Ever improving treatment tolerability
Care for Hepatitis C in the early 1990s consisted of daily interferon injections, which had debilitating side effects and a very low cure rate. Once clinicians began adding ribavirin to the mix, cure rates rose to 25 percent, but the toxicity of the daily interferon was difficult to manage, and treatment duration was 48 weeks. Pegylated interferon, which could be given just once a week, improved treatment tolerance greatly, but only raised cure rates to about 40 percent. In 2009, the introduction of two protease inhibitors — telaprevir and boceprevir — brought cure rates to 60 percent, but side effects worsened.
Late last year, "A sea change occurred," says Jeff McKinney, a nurse practitioner who clinically manages all the hepatology patients on Hepatitis C treatment at Stanford.

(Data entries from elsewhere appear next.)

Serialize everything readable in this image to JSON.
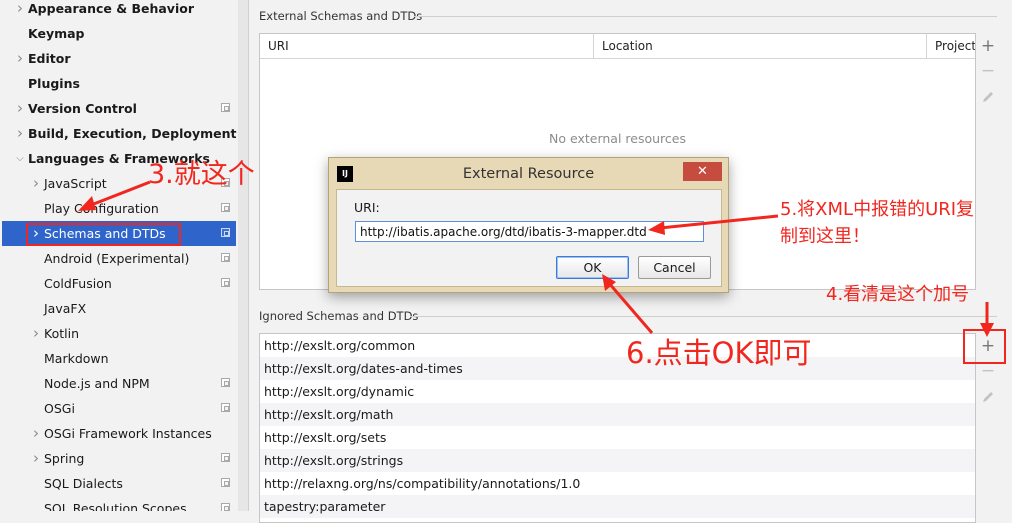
{
  "sidebar": {
    "items": [
      {
        "label": "Appearance & Behavior",
        "bold": true,
        "arrow": "right",
        "config": false
      },
      {
        "label": "Keymap",
        "bold": true,
        "arrow": "",
        "config": false
      },
      {
        "label": "Editor",
        "bold": true,
        "arrow": "right",
        "config": false
      },
      {
        "label": "Plugins",
        "bold": true,
        "arrow": "",
        "config": false
      },
      {
        "label": "Version Control",
        "bold": true,
        "arrow": "right",
        "config": true
      },
      {
        "label": "Build, Execution, Deployment",
        "bold": true,
        "arrow": "right",
        "config": false
      },
      {
        "label": "Languages & Frameworks",
        "bold": true,
        "arrow": "down",
        "config": false
      },
      {
        "label": "JavaScript",
        "bold": false,
        "arrow": "right",
        "config": true
      },
      {
        "label": "Play Configuration",
        "bold": false,
        "arrow": "",
        "config": true
      },
      {
        "label": "Schemas and DTDs",
        "bold": false,
        "arrow": "right",
        "config": true,
        "selected": true
      },
      {
        "label": "Android (Experimental)",
        "bold": false,
        "arrow": "",
        "config": true
      },
      {
        "label": "ColdFusion",
        "bold": false,
        "arrow": "",
        "config": true
      },
      {
        "label": "JavaFX",
        "bold": false,
        "arrow": "",
        "config": false
      },
      {
        "label": "Kotlin",
        "bold": false,
        "arrow": "right",
        "config": false
      },
      {
        "label": "Markdown",
        "bold": false,
        "arrow": "",
        "config": false
      },
      {
        "label": "Node.js and NPM",
        "bold": false,
        "arrow": "",
        "config": true
      },
      {
        "label": "OSGi",
        "bold": false,
        "arrow": "",
        "config": true
      },
      {
        "label": "OSGi Framework Instances",
        "bold": false,
        "arrow": "right",
        "config": false
      },
      {
        "label": "Spring",
        "bold": false,
        "arrow": "right",
        "config": true
      },
      {
        "label": "SQL Dialects",
        "bold": false,
        "arrow": "",
        "config": true
      },
      {
        "label": "SQL Resolution Scopes",
        "bold": false,
        "arrow": "",
        "config": true
      }
    ]
  },
  "external": {
    "title": "External Schemas and DTDs",
    "columns": [
      "URI",
      "Location",
      "Project"
    ],
    "empty_text": "No external resources"
  },
  "ignored": {
    "title": "Ignored Schemas and DTDs",
    "rows": [
      "http://exslt.org/common",
      "http://exslt.org/dates-and-times",
      "http://exslt.org/dynamic",
      "http://exslt.org/math",
      "http://exslt.org/sets",
      "http://exslt.org/strings",
      "http://relaxng.org/ns/compatibility/annotations/1.0",
      "tapestry:parameter"
    ]
  },
  "tools": {
    "add": "+",
    "remove": "−"
  },
  "dialog": {
    "app_icon": "IJ",
    "title": "External Resource",
    "close": "✕",
    "uri_label": "URI:",
    "uri_value": "http://ibatis.apache.org/dtd/ibatis-3-mapper.dtd",
    "ok": "OK",
    "cancel": "Cancel"
  },
  "annotations": {
    "a3": "3.就这个",
    "a4": "4.看清是这个加号",
    "a5_line1": "5.将XML中报错的URI复",
    "a5_line2": "制到这里！",
    "a6": "6.点击OK即可",
    "color": "#f1271f"
  },
  "colors": {
    "selection": "#2f65ca",
    "accent_red": "#f1271f"
  }
}
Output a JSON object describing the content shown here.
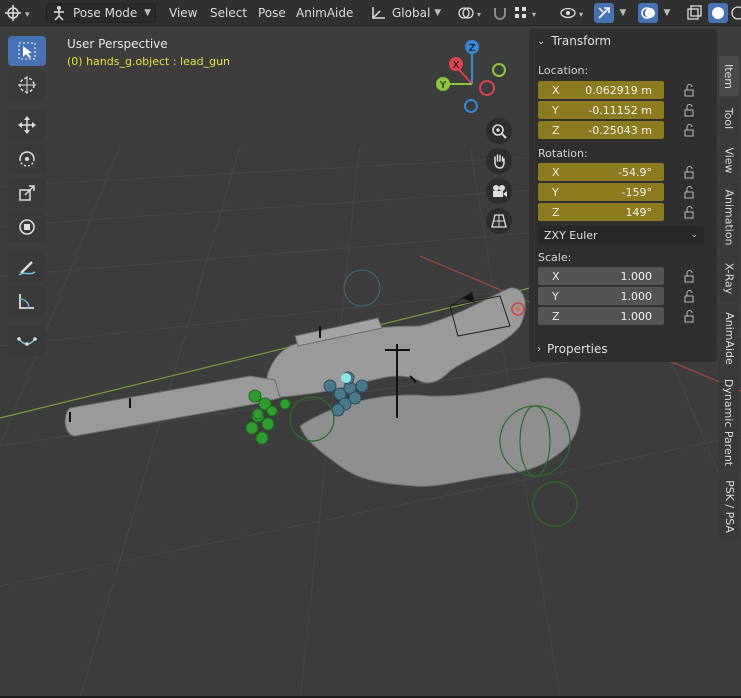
{
  "header": {
    "mode": "Pose Mode",
    "menus": [
      "View",
      "Select",
      "Pose",
      "AnimAide"
    ],
    "orientation": "Global",
    "icons": [
      "editor-type-icon",
      "pose-mode-icon",
      "transform-orientation-icon",
      "pivot-icon",
      "snap-icon",
      "proportional-icon",
      "visibility-icon",
      "gizmo-icon",
      "overlay-icon",
      "xray-icon",
      "shading-solid-icon"
    ]
  },
  "viewport": {
    "title": "User Perspective",
    "object_label": "(0) hands_g.object : lead_gun"
  },
  "toolbar": {
    "tools": [
      "select-box-icon",
      "cursor-icon",
      "move-icon",
      "rotate-icon",
      "scale-icon",
      "transform-icon",
      "annotate-icon",
      "measure-icon",
      "relax-pose-icon"
    ]
  },
  "navigation": {
    "axes": {
      "x": "X",
      "y": "Y",
      "z": "Z"
    },
    "buttons": [
      "zoom-icon",
      "pan-hand-icon",
      "camera-icon",
      "perspective-grid-icon"
    ]
  },
  "npanel": {
    "transform_title": "Transform",
    "location_label": "Location:",
    "location": [
      {
        "axis": "X",
        "value": "0.062919 m"
      },
      {
        "axis": "Y",
        "value": "-0.11152 m"
      },
      {
        "axis": "Z",
        "value": "-0.25043 m"
      }
    ],
    "rotation_label": "Rotation:",
    "rotation": [
      {
        "axis": "X",
        "value": "-54.9°"
      },
      {
        "axis": "Y",
        "value": "-159°"
      },
      {
        "axis": "Z",
        "value": "149°"
      }
    ],
    "rotation_mode": "ZXY Euler",
    "scale_label": "Scale:",
    "scale": [
      {
        "axis": "X",
        "value": "1.000"
      },
      {
        "axis": "Y",
        "value": "1.000"
      },
      {
        "axis": "Z",
        "value": "1.000"
      }
    ],
    "properties_title": "Properties"
  },
  "tabs": [
    "Item",
    "Tool",
    "View",
    "Animation",
    "X-Ray",
    "AnimAide",
    "Dynamic Parent",
    "PSK / PSA"
  ],
  "colors": {
    "keyed_field": "#8c7b1f",
    "x_axis": "#e0444e",
    "y_axis": "#8cc63e",
    "z_axis": "#3a87d9",
    "active": "#4772b3"
  }
}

Two new medications — simeprevir and sofosbuvir — received FDA approval. These two DAAs inhibit the mechanism by which the virus replicates, and attack the virus in two different locations. With these new drugs, treatment duration plummeted to 12 weeks for most patients, side effects were greatly reduced and cure rates soared to between 80 and 97 percent depending on the patient's level of liver disease and genotype of Hepatitis C.
There are three and a half to four million people in the U.S. alone with chronic Hepatitis C. "Our goal is to identify as many of those people as we can and get them into care and treatment," says McKinney. Left untreated, Hepatitis C can cause progressive liver disease and liver cancer, and is the most common cause of liver transplantation.
"It's exciting to see patients in clinic who have been living with this disease for decades and we're now curing their disease," says McKinney.
Lutchman and McKinney are now looking ahead to FDA approval of an all-oral treatment regimen later this year, which would eliminate the need for injectable interferon completely, and reduce the treatment duration even further. Both clinicians say the research pipeline for new medications is rich, and the "Holy Grail" of Hepatitis C treatment may soon become available — one tablet, once a day, for the most common for of Hepatitis C.
The Stanford protocol
Stanford has treated more than 200 patients with chronic Hepatitis C so far using directly acting antiviral agents. "We looked at the published data on all the different drug regimens, the different subtypes of patients and the different subtypes of virus, and created a treatment algorithm for each type," says Lutchman.
For patients who cannot tolerate interferon, Stanford uses an off-label treatment that is in the guidelines of the American Association of Liver Disease, says Lutchman. In this all-oral protocol, patients take sofosbuvir with simeprevir once a day for 12 weeks, and the cure rate is more than 90 percent. Because this regimen is not FDA approved, it can be difficult to get insurance coverage, and it is expensive – 12 weeks of sofosbuvir costs $84,000, and simeprevir is an additional $70,000.
McKinney works with insurance companies to gain approval for treatment by appealing denials, writing letters and providing proof of necessity. In the few cases when coverage is denied, patients have one of two options. If they have very mild liver disease, they are encouraged to wait for FDA approval of newer all-oral regimens. If they cannot wait to begin treatment, McKinney applies directly to the pharmaceutical companies' patient assistance programs.
Stanford has had success treating patients with all types of Hepatitis C, including those who are healthy otherwise, as well as patients with liver failure, de-compensated liver disease and disease recurrence post liver transplant. The benefits to treating patients on the transplant list are enormous, says Lutchman. "If you cure the Hepatitis C, there is data to suggest that some patients may not need a transplant. That's not a paradigm that has ever existed for Hepatitis C liver disease before." The all-oral regimen has also made treatment post transplant a possibility, he adds. In the past, it was difficult to use interferon with transplant patients because it could cause organ rejection. With the new DAAs, there's no added risk of rejection, and there are no significant interactions with post-transplant medications.
To refer a patient for an evaluation for Hepatitis C treatment, please contact the Stanford Health Care referral center at 866-742-4811.
By Grace Hammerstrom